### ABOUT THIS EXERCISE
From the listing below, pull out all lines with "JSON" in them.

### DATA IN THIS EXERCISE
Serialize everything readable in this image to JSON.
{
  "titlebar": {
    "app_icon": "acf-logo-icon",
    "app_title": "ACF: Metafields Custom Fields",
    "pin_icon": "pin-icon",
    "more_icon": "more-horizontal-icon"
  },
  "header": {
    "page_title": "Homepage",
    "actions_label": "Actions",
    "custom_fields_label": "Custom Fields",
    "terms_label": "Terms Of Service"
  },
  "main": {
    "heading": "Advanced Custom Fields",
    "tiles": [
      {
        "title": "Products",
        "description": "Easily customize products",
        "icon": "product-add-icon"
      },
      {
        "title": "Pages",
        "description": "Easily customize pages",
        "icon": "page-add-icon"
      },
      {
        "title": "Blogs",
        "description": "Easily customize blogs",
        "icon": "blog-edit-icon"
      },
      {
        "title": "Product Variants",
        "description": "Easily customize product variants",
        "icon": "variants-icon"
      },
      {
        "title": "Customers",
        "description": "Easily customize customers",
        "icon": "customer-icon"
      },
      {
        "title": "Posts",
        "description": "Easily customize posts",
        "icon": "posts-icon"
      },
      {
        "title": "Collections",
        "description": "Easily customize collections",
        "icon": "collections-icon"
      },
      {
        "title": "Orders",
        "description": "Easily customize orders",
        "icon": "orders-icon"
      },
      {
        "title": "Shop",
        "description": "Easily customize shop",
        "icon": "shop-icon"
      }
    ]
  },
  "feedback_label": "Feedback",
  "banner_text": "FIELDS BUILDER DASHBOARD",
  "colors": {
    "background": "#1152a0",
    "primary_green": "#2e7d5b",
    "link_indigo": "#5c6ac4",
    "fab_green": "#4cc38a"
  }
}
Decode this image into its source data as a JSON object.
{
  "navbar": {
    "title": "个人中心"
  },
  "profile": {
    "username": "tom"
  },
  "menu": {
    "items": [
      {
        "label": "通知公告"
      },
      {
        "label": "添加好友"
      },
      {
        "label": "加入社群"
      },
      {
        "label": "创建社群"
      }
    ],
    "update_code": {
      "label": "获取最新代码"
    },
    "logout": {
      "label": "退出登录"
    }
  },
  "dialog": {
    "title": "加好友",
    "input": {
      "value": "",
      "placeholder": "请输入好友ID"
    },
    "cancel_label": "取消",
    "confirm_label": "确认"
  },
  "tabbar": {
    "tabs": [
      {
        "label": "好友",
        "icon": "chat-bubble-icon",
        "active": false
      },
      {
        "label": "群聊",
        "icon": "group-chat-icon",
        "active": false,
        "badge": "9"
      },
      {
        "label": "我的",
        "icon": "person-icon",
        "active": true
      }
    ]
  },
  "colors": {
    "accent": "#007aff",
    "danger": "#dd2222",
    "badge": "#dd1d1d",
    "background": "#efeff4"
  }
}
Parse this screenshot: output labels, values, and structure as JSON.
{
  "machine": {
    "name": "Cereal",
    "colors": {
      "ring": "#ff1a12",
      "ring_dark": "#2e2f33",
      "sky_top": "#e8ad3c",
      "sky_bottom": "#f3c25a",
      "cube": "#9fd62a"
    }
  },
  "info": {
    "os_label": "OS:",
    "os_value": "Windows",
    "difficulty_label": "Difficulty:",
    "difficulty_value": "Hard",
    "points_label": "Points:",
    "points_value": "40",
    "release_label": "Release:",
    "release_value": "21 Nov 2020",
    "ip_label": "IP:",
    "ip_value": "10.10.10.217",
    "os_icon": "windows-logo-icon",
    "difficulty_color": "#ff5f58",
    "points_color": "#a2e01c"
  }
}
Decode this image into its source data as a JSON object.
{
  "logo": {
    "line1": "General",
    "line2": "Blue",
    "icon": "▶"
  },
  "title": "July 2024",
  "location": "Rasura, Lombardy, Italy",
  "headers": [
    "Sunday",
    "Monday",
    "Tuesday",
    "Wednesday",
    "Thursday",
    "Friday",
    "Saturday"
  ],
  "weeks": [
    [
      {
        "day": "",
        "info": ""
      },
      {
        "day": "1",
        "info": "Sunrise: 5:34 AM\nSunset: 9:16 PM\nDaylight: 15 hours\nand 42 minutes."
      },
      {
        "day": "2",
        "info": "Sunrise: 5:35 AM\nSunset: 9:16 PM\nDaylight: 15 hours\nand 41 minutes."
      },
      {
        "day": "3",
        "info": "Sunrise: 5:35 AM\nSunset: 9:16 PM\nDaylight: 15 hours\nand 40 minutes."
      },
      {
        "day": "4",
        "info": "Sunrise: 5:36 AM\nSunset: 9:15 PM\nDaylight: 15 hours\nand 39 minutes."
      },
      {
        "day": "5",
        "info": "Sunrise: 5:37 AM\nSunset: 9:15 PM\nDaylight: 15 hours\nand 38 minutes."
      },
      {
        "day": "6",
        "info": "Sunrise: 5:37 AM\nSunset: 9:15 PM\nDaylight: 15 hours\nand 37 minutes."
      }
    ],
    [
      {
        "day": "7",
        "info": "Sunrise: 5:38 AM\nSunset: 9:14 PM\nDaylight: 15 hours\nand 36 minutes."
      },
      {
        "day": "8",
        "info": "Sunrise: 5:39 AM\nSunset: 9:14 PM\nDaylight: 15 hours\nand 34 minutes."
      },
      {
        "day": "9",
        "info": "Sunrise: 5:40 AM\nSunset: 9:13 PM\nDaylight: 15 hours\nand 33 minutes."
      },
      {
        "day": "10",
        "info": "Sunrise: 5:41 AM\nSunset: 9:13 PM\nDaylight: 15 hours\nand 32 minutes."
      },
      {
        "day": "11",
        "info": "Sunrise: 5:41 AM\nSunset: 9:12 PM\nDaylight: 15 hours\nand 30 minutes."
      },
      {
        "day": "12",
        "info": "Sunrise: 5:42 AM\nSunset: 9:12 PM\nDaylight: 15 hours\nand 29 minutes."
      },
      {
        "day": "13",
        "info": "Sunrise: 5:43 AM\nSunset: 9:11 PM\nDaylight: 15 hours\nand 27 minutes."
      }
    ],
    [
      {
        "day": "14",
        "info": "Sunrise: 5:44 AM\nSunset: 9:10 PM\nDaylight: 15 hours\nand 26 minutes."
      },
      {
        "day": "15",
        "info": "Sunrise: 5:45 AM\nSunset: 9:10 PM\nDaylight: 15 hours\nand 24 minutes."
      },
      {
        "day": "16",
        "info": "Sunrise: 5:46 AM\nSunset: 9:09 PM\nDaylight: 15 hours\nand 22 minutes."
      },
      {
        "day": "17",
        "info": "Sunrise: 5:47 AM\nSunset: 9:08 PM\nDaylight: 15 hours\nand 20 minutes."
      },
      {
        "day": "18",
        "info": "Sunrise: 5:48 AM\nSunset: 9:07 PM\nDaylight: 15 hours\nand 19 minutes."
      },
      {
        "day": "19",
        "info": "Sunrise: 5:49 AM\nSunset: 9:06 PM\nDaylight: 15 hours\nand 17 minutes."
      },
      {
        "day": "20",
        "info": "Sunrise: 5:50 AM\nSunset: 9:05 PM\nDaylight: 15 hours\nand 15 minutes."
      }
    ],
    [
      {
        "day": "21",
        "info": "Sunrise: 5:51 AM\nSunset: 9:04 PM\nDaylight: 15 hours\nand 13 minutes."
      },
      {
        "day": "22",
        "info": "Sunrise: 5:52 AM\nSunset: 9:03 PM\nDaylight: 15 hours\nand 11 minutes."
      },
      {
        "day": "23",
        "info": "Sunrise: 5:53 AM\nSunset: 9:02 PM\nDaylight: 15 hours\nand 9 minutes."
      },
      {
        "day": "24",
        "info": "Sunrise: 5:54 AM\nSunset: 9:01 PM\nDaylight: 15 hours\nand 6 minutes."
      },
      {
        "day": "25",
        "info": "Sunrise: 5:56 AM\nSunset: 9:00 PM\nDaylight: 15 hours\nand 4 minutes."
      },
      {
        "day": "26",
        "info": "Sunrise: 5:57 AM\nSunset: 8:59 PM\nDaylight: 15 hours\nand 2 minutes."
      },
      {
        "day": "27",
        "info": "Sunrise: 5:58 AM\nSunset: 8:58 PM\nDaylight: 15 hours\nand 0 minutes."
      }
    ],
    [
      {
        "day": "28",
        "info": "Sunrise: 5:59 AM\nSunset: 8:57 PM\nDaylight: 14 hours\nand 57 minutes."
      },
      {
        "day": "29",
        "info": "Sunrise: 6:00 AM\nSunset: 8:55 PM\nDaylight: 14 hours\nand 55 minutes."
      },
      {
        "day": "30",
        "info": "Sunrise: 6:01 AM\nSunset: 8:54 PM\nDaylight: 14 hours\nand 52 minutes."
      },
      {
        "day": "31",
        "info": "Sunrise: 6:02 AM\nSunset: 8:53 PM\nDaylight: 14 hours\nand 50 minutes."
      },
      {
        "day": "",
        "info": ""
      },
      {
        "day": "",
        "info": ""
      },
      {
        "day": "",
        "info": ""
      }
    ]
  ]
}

### THE ANSWER
Serialize everything readable in this image to JSON.
Decode this image into its source data as a JSON object.
Parse this screenshot: output labels, values, and structure as JSON.
Decode this image into its source data as a JSON object.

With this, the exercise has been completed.